Could Affect Millions of Americans?
Yes, this is true. The August accident in New York that left a father dead created a wave of attention over the safety of high-rise elevators. Manhattan’s death is still under investigation by the city. Furthermore, the family is on the verge of filing a wrongful death case. According to the info available, an elevator crushed Sam Waisbren as he exited the Manhattan Promenade building over the summer.
The New York Post covered the aftermath of the tragedy. New York’s government acted swiftly after the accident. Its Legislature passed a law now on Governor Andrew Cuomo’s desk. The Elevator Safety Act establishes guidelines for the 70,000 elevators in New York city’s high rises. For starters, it calls for better maintenance and training for mechanics. Overall, the measure was in the Legislature’s court for years but only passed after the fatal accident brought the issue front and center.
The Family’s Legal Options
From a legal perspective, the state is doing its due diligence. The Elevator Safety Act comes after 30 other countries passed similar measures. Also, the largest union handling such elevator issues supported the bill. For the family of Mr. Waisbren, there are multiple options open. Of course, if the state did not require proper elevator safety, it could also be liable. Also, the operator of the elevator itself and its maintenance crew could be on the hook.

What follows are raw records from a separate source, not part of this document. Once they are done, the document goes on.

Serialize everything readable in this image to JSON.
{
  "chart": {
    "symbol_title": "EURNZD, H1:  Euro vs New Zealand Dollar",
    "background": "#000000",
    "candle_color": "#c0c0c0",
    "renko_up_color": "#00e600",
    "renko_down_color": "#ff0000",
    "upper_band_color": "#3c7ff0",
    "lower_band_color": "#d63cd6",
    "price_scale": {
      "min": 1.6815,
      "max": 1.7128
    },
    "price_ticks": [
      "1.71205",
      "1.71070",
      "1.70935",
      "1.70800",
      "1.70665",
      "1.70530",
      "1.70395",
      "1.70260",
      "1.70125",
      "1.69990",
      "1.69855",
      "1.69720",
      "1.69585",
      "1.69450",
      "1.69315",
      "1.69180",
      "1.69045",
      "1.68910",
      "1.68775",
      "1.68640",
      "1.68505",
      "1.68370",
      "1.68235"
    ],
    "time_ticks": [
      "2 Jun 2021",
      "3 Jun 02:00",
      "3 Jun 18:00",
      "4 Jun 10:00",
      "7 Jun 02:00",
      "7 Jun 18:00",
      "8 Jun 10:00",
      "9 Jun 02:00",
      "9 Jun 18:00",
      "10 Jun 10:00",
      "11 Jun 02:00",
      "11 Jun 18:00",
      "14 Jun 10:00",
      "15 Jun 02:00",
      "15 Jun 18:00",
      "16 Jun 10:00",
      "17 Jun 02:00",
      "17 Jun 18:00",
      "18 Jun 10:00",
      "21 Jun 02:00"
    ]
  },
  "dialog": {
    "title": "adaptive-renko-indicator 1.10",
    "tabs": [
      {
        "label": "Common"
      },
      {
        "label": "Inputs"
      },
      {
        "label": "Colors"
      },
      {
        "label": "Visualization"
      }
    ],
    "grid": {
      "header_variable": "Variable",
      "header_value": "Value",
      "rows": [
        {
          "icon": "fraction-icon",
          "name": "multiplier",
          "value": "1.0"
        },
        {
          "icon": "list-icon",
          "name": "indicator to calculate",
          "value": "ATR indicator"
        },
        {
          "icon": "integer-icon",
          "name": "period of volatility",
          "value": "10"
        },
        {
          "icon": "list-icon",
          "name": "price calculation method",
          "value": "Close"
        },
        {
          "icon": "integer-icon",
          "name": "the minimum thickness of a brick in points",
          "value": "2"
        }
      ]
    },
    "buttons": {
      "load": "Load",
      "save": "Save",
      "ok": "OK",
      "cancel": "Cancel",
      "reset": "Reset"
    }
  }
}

All records regarding the tune-ups and inspections of the elevator may show a lack of responsibility. Furthermore, the building owners had an implicit expectation of care. If they did not properly care for the system, they are legally responsible. This includes double if they received a warning about the elevator’s safety in the past. Such liability for wrongful death is often open and shut.
If this story is familiar, your family may also be victims of reduced elevator liability. Our legal experts at the Ehline Law Firm APLC are here to discuss your legal options and will be writing more about this issue in the weeks and months to come.